Bust engraving of Louis Philippe II, Duke of Orleans, represented in a ceremonial costume reserved for deputies of the Order of the Nobility: a black cloth cloak over a formal suit, gold cloth trim over the cloak, a lace tie and a Henri IV-style white feather hat. The portrait is set in an oval frame topped with garlands of oak leaves.
The following title appears in French under the frame: “Louis Phil. Joseph, Duke of Orleans. Member of Parliament for Crépy en Valois. Born April 13, 1747. General collection of Portraits of the Members the National Assembly held in Versailles on May 4, 1789. In Paris at Le Vachez under the Colonnades of the Royal Palace nº 258”.
Louis-Philippe-Joseph (1747-1793), Duke of Chartres, then of Orléans (1785-90), descended from the royal Bourbon family, yet became a supporter of popular democracy during the 1789 Revolution. He was the great-great-grandson of Philippe I, duc d'Orléans (1640-1701), younger brother of Louis XIV, and the great-grandson of Philippe II, duc d'Orléans (1674-1703), who as regent for Louis XV endeavored to secure his own secession over that of Philip V of Spain. Louis-Philippe-Joseph's own son Louis-Philippe reigned as King following the July Revolution of 1830. Louis-Philippe-Joseph was Louis XVI's cousin, but lived away from the royal court at Versailles due to his hostility toward the King's wife, Marie-Antoinette. Louis-Philippe-Joseph supported the underprivileged Third Estate and was considered a hero by the revolutionaries; after the fall of the monarchy in August 1792, he renounced his noble title and accepted the name Philippe Égalité. He was elected to the National Convention, and voted for the execution of Louis XVI. Nonetheless, Égalité himself was sent to the guillotine in 1793, accused of conspiring with his son, the future King, and Austrian accomplices.
Nicolas-François Le Vachez (1740-180.?), French engraver and intaglio printer. Born in Saint-Jean-les-Deux-Jumeaux, he resided in Paris from 1757. He became a print publisher from around 1778 and was still active in 1802. Associated from around 1789 with his son Charles-François-Gabriel Le Vachez (1760-1841), engraver and print publisher until under the French Restoration. They signed as Le Vachez, or Levachez fils, but it is impossible to differentiate their works. A Charles Levacher died in Paris on January 31, 1841 (Civil status: returned Parisian); it may be him. Not to be confused, in any case, with the bookseller Levacher, active in Paris from 1792 to 1810.

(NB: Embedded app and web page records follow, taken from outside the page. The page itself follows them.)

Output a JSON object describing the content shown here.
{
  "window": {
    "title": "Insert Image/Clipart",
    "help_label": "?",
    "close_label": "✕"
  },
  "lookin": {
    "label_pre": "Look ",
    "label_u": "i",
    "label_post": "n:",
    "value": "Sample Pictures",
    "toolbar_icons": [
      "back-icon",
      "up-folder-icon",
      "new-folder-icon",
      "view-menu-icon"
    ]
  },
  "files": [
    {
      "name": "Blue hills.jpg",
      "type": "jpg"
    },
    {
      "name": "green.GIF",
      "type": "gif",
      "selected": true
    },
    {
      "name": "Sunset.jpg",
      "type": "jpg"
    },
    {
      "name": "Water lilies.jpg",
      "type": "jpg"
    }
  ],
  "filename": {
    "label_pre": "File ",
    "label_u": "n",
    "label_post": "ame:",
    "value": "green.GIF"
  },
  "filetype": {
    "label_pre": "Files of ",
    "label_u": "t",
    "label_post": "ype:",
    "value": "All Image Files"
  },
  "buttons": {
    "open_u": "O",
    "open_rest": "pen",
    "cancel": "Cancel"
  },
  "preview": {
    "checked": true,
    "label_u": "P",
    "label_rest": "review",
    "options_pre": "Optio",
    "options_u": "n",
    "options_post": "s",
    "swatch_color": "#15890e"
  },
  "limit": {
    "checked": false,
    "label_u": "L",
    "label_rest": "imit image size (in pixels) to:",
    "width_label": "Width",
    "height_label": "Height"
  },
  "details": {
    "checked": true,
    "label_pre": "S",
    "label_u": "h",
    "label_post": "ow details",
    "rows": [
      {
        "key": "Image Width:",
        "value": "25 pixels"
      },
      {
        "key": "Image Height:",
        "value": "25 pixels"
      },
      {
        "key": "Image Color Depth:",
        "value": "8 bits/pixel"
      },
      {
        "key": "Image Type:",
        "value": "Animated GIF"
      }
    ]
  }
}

Sources: British Museum; BNF; Archives de France.
Artist: Nicolas-François Le Vachez / Charles-François-Gabriel Le Vachez.
Condition: Very good condition.
Dimensions: 28.5 x 22 cm / 11 ¼ x 8 ½ in. (sheet). 25 x 19 cm. / 10 x 7 ½ in. (visible).
Frame: 38 x 33 cm. / 15 x 13 in. Gilt wood (classic style), glass and acid-free mat.